But in order to use such technical instruments, the Sport Research Lab needed to be located on the ground floor, a move that would’ve gone against the wishes to have the lab located on the top floor. So, AD100 architect Tom Kundig decided to get innovative. “When we asked a structural engineer what material would work to facilitate such sensitive floorboards above it, they gave us one answer: The waffle-iron pattern,” Kundig says. “It was so unthinkably serendipitous.”

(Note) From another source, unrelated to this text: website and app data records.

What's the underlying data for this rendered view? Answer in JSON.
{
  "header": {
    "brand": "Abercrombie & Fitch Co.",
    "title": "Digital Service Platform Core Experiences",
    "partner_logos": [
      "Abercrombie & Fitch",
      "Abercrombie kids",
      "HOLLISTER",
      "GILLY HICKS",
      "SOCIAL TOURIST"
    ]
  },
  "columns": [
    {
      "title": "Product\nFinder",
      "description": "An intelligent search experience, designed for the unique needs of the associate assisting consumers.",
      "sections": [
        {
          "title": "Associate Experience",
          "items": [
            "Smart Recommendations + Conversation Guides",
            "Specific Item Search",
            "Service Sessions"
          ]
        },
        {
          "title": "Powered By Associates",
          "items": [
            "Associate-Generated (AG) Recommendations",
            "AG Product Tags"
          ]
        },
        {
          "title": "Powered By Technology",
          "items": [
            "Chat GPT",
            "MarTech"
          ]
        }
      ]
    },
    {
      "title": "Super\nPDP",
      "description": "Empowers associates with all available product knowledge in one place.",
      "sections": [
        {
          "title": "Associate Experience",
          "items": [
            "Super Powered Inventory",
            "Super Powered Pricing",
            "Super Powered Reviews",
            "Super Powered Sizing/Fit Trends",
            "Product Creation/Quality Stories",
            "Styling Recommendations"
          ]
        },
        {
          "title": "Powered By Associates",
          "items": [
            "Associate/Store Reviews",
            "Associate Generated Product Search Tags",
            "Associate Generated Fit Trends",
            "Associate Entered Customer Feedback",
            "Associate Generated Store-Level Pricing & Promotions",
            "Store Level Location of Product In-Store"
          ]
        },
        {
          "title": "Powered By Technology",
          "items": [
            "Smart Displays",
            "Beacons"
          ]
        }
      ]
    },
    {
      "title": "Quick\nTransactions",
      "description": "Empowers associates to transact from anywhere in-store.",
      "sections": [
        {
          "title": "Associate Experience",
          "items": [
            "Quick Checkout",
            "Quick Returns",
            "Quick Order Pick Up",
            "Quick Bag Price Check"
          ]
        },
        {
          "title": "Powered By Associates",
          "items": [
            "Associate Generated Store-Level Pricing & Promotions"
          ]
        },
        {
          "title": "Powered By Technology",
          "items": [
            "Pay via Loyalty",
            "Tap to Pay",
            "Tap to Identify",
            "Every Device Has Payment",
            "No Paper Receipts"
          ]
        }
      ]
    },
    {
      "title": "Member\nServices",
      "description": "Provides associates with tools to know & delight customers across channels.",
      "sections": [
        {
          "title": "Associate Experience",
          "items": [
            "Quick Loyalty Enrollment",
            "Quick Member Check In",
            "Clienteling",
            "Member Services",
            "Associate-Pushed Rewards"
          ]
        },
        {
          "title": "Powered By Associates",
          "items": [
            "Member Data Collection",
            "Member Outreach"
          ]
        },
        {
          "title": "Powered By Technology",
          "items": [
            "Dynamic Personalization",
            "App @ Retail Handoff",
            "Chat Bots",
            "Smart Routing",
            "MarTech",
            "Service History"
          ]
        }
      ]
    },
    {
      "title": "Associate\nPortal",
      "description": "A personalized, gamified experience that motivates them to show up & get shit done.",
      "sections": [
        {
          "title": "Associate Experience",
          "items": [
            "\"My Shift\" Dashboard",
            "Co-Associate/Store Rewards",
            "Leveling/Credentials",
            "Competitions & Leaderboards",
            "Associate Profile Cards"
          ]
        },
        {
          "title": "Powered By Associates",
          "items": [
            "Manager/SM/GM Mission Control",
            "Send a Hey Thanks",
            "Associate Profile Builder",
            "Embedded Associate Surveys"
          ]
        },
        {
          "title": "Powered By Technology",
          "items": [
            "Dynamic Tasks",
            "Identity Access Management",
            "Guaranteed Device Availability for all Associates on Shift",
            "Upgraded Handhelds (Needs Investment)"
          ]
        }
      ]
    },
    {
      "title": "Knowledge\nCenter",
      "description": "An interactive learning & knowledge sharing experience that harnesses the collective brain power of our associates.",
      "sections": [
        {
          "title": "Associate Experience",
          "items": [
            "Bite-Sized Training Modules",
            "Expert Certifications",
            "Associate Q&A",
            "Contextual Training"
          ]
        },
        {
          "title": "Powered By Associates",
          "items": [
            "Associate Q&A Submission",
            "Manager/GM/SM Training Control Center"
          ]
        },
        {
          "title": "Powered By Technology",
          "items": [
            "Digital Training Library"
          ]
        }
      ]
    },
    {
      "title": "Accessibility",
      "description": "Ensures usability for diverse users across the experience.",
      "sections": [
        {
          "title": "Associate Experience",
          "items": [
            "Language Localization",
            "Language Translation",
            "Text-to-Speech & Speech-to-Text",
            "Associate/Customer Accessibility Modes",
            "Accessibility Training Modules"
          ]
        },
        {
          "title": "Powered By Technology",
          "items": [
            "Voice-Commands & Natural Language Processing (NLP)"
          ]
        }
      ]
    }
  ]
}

The serendipity Kundig is referring to goes back to Nike’s very beginning. “Nike’s co-founder Bill Bowerman was famous for ruining his wife’s waffle iron,” says Tinker Hatfield, a legendary sneaker designer and current vice president for design and special projects at Nike. What Hatfield is referencing is how, in the early 1970’s, Bowerman was trying to create a waffle-iron rubber sole for new footwear that would grip but be lightweight at the same time. And voilà, the iconic waffle-iron sole was born. “But you know, Bowerman’s wife never told him to stop breaking the waffle irons because she knew that’s the process of being innovative,” Hatfield continues. “It’s about experimenting, about being a failure and making mistakes and then coming up with something that’s actually quite wonderful.”